pone-0057737-g002: Schematic view of the Y-shaped choice chamber used to test the detection of conspecifics by short-distance chemoreception in Armadillidium vulgare (I: initial position of tested individual, IIa and IIb : position of target individuals; NS: Neutral Section, IS: Intermediate Section, LS: Left Section, RS: Right section) with two plastic pipettes placed at the end of each tunnels and used to pulse air regularly into the system.
Mentions: To test the attractiveness of conspecifics in A. vulgare, we used a Y-shaped choice chamber (fig. 2) built in a plastic Petri dish (9.5 cm diameter) covered with a filter paper renewed between each experiment to avoid the presence of retained odours. The plastic elements of the device were cleaned using alcohol everyday. Rigid plastic tunnels were used, with two of them separated in two sections by a mesh in order to create the zones (IIa) and (IIb). This mesh was covered by an opaque paper with tiny holes so that the air could pass through it whilst preventing visual contact between the individuals. These papers were also changed between each experiment. Moreover, two plastic pipettes were sealed at the end of these tunnels to ensure gas exchange with the outside and were used to pulse air regularly (two light pressures at the beginning of the experiment and two others five minutes later) into the system passing through the sections (IIa) and (IIb) to spread the odour of the animals presented for choice.

Bottom Line: We found that the attractiveness of individuals was mediated by short-distance chemical cues and tested individuals were able to discriminate and prefer individuals of the opposite sex.Moreover, male preference to female increased during their moulting status as they matured.Males were particularly more attracted by females with appearing white calcium plates, which corresponds to the beginning of their higher receptivity period.

View Article: PubMed Central - PubMed

Affiliation: Université de Poitiers, Laboratoire Ecologie et Biologie des Interactions, UMR CNRS 7267, Equipe Ecologie Evolution Symbiose, Poitiers, France. Freddie.jeanne.richard@univ-poitiers.fr

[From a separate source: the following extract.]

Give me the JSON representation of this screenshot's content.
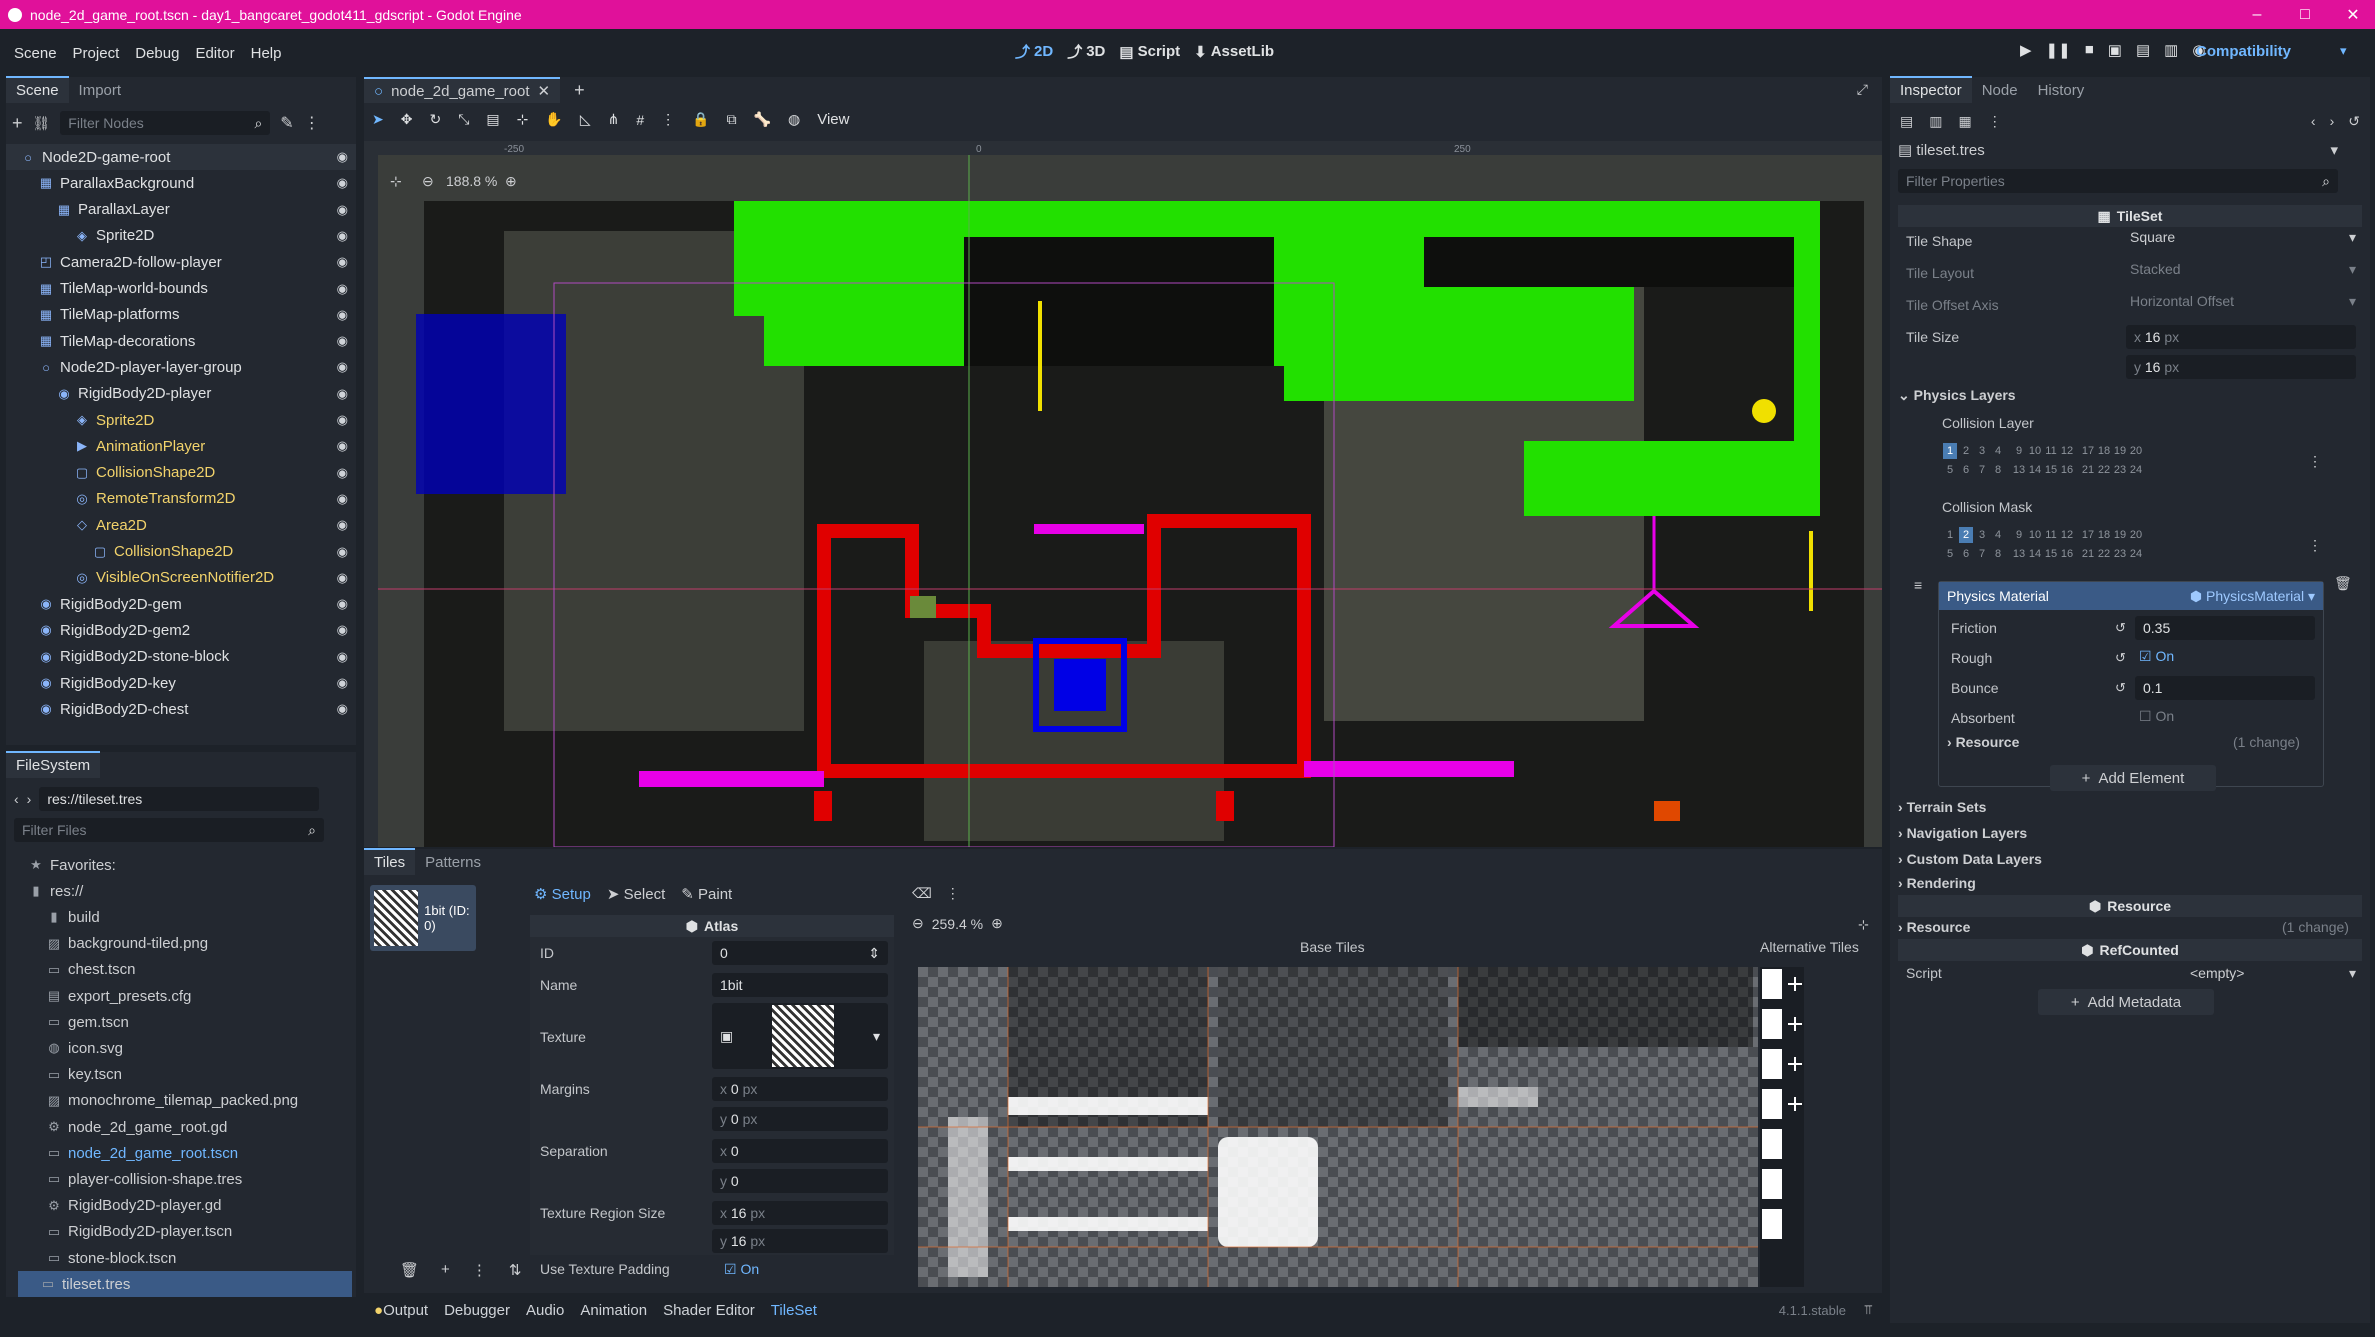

ABSTRACT
Mate choice is mediated by many components with the criteria varying across the animal kingdom. Chemical cues used for mate attractiveness can also reflect mate quality. Regarding the gregarious species Armadillidium vulgare (isopod crustacean), we tested whether individuals can discriminate conspecifics at two different levels (between sex and physiological status) based on olfactory perception. Tested conspecifics were individuals of the same or opposite sex, with the females at different moult stages. We found that the attractiveness of individuals was mediated by short-distance chemical cues and tested individuals were able to discriminate and prefer individuals of the opposite sex. Moreover, male preference to female increased during their moulting status as they matured. Males were particularly more attracted by females with appearing white calcium plates, which corresponds to the beginning of their higher receptivity period. These differences in attractiveness due to sex and physiological status are likely to shape the composition of aggregates and facilitate mate finding and optimize the reproductive success for both males and females. Thus aggregation pheromones could be linked to sex pheromones in terrestrial isopods.

Show MeSH
Related in: MedlinePlus